So what has Anderson cooked-up in lieu of a 3D Battle of Armageddon? The much copied Alice discovers her place within the warring dynasties behind the evil Umbrella corporation and how her photostat identity threatens their pharmaceutical hegemony. Final Chapter's concluding act then represents Anderson the writer at his best, weaving the acerbic flavour of Pat Mills comics into the bones of this series. An argument between Iain Glen's Dr Issacs and the elderly Alicia Marcus is particularly well observed, illustrating the pure sociopathy of rich, self-appointed, saviours - with humanity's fate on the line, the masters of the universe bicker over controlling interests and boardroom decorum. 

Anderson's film concludes in the company of duelling facsimiles, each with grotesque, clashing, perspectives on how to ensure civilisation's survival. The male clones, represented by twin Glens, attack and belittle each other; both copies eager to be recognised as the definitive mint of a man who has already faced many deaths. The female contingent - made up of Alice, the milk-eyed woman she was copied from and a treacherous computer programme that attempted to freeze a child's identity in a specific moment - have a much healthier perspective, working together to establish one complete, well-rounded, human being. 

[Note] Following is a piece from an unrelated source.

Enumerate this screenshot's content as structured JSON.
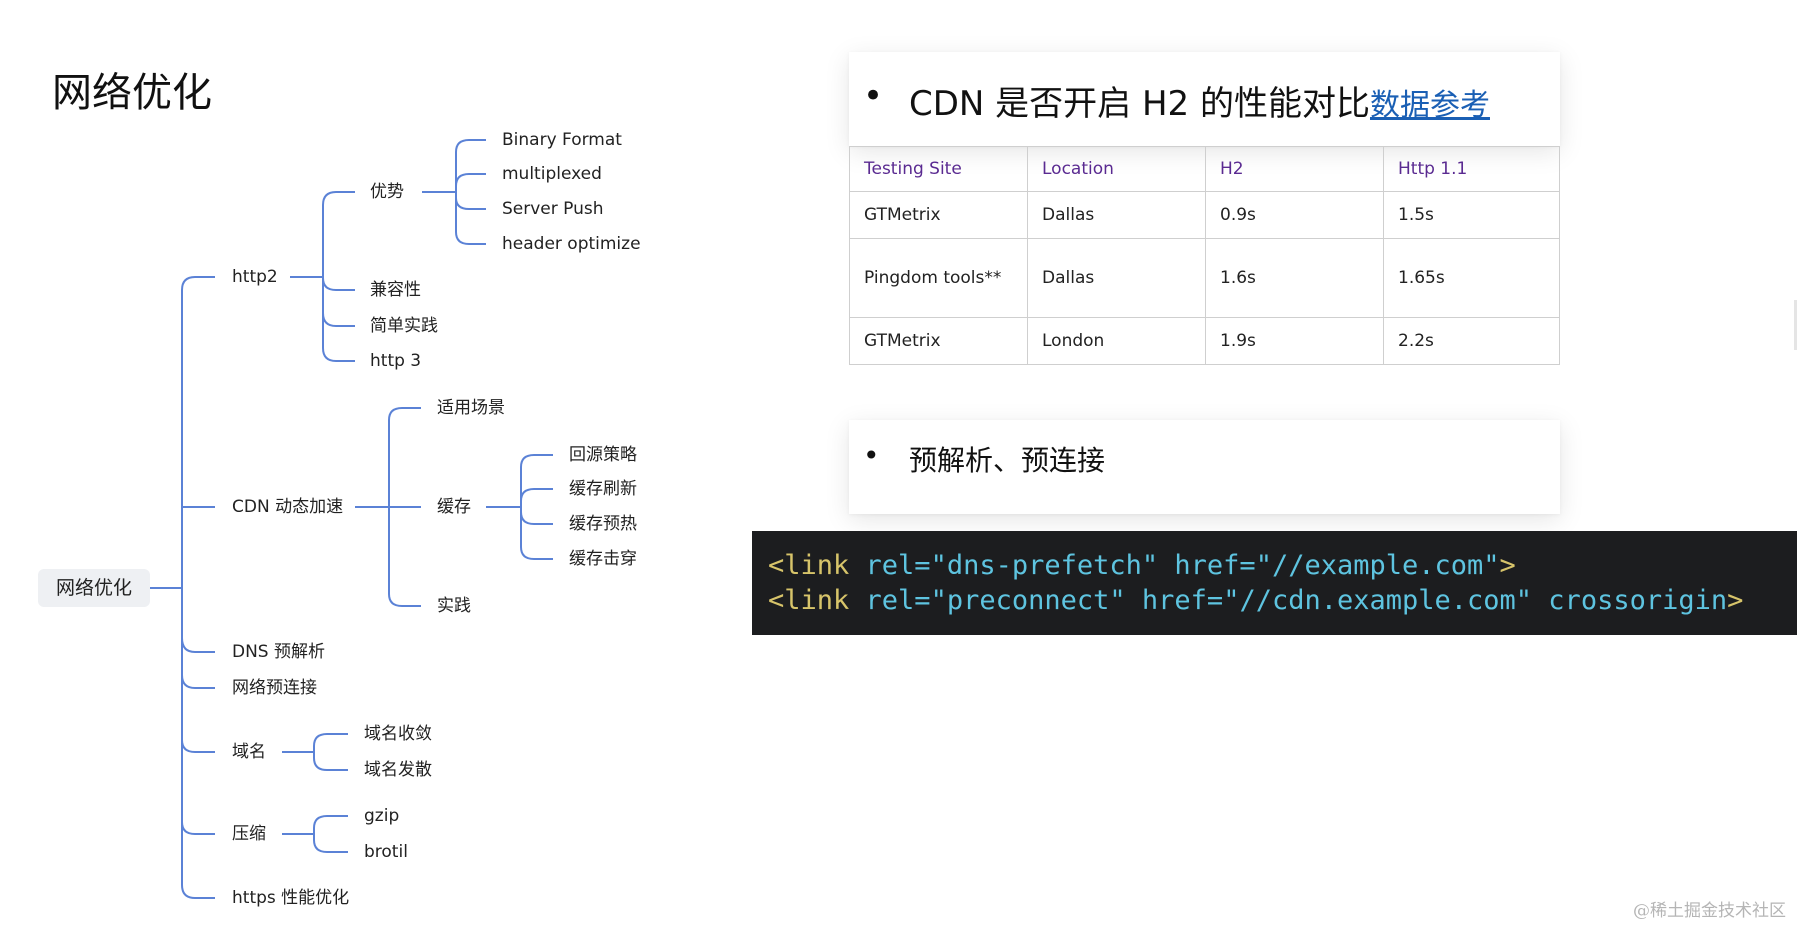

Thursday, 22 October 2020

R-Type Final 2 - BYDO



One of the greatest games of all time is getting a sequel. Due Spring sometime in early 2021 on PS4, R-Type Final 2, developed by Granzella Inc and published by Irem, reunites series veterans Goro Matsuo and Kazuma Kujo for another shot at the Bydo's funeral procession.